The giant hogweed (Heracleum mantegazzianum), native to Central Asia, is one of Europe’s most pernicious invasive species. It not only overtakes local species, but its sap is phototoxic, resulting in blisters, long-lasting scars, and blindness if it comes into contact with eyes.
2. Spanish slug
The Spanish slug (Arion vulgaris), also known as the 'killer slug', is a highly invasive creature that eats the leaves, flowers and bulbs of plants. It is considered a pest not only in areas where it has been accidentally introduced, but even in places where it is indigenous. Their hermaphrodite ability to rapidly proliferate makes it a large threat to ecosystems and other slug populations.

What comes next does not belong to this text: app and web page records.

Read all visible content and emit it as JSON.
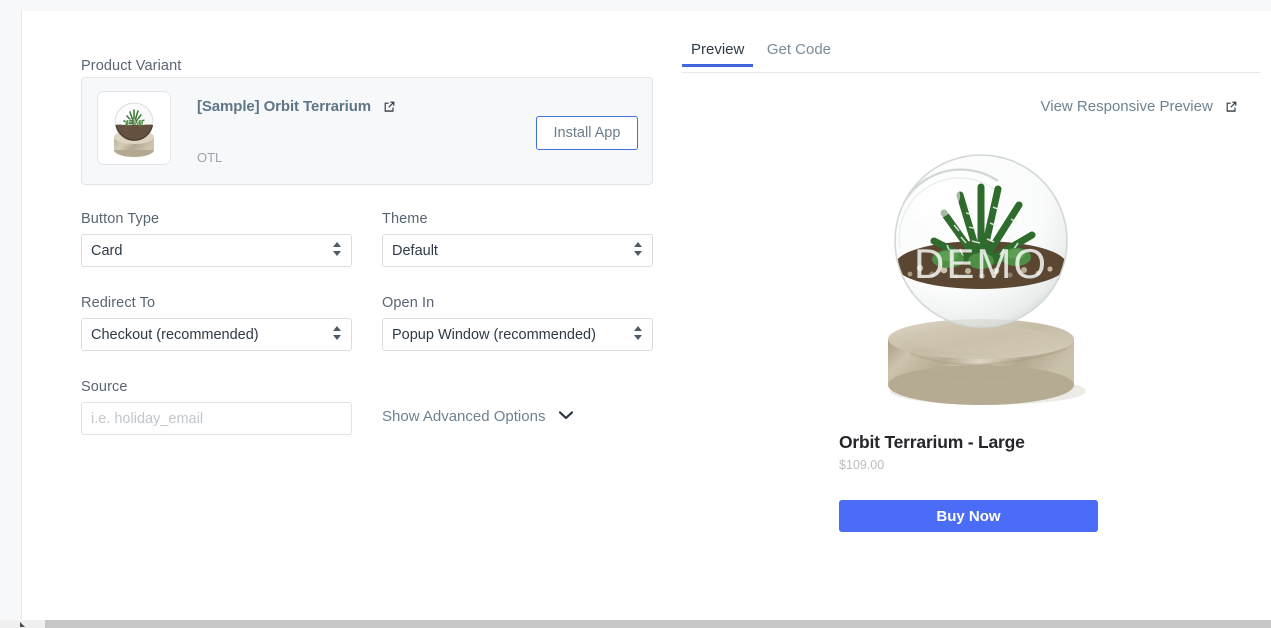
{
  "form": {
    "product_variant_label": "Product Variant",
    "variant": {
      "title": "[Sample] Orbit Terrarium",
      "sku": "OTL",
      "install_label": "Install App",
      "external_link_icon": "external-link-icon",
      "thumbnail_alt": "Orbit Terrarium product thumbnail"
    },
    "fields": [
      {
        "label": "Button Type",
        "value": "Card",
        "name": "button-type"
      },
      {
        "label": "Theme",
        "value": "Default",
        "name": "theme"
      },
      {
        "label": "Redirect To",
        "value": "Checkout (recommended)",
        "name": "redirect-to"
      },
      {
        "label": "Open In",
        "value": "Popup Window (recommended)",
        "name": "open-in"
      }
    ],
    "source": {
      "label": "Source",
      "value": "",
      "placeholder": "i.e. holiday_email"
    },
    "advanced_options_label": "Show Advanced Options",
    "chevron_icon": "chevron-down-icon"
  },
  "right": {
    "tabs": [
      {
        "label": "Preview",
        "active": true
      },
      {
        "label": "Get Code",
        "active": false
      }
    ],
    "responsive_link": "View Responsive Preview",
    "responsive_link_icon": "external-link-icon",
    "product": {
      "name": "Orbit Terrarium - Large",
      "price": "$109.00",
      "buy_label": "Buy Now",
      "image_watermark": "DEMO"
    }
  },
  "colors": {
    "accent_blue": "#4a6cf7",
    "tab_underline": "#3f68e0",
    "install_border": "#3f6fe4",
    "card_bg": "#f7f8fa",
    "muted_text": "#6f8291"
  }
}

Impatiens glandulifera is a large annual plant native to the Himalayas. After flowering between June and October, the pink-flowered plant forms seed pods which explode when disturbed, scattering the seeds up to 7 metres and creating a large area dominated by a single species, choking out indigenous greenery. Riverbanks overtaken by impatiens are highly susceptible to erosion, endangering fish populations, among others.
Feral American minks in Europe are thought to be descendants of domesticated stock representing the Neovison vison species. The first specimens were imported to Europe in 1920 for fur-farming purposes. The American mink has displaced the native European mink, which is now critically endangered. The mink is considered to be a big risk to bird populations worldwide. It also completes with otters to eat fish, rodents and frogs, negatively impacting their development.
The threat posed by the herbaceous lupine (Lupinus polyphyllus) in Finland has been the subject of much debate. It covers large areas next to roadsides, pastures and riverbeds and is poisonous due to the alkaloids it contains. This adversely affects butterfly populations, in addition to other species. Professor Seppo Turunen from the University of Helsinki, however, says that the lupine has no negative effect on its surroundings whatsoever, as it has taken root in an environment "already polluted by humans". Trying to eradicate the flower, he says, would be futile.
Turunen points out that the list of 157 so-called invasive species (or some 950 alien species) also includes cats (Felix domesticus). The professor only considers a handful of the proposed species to be invasive enough to warrant forcible extraction.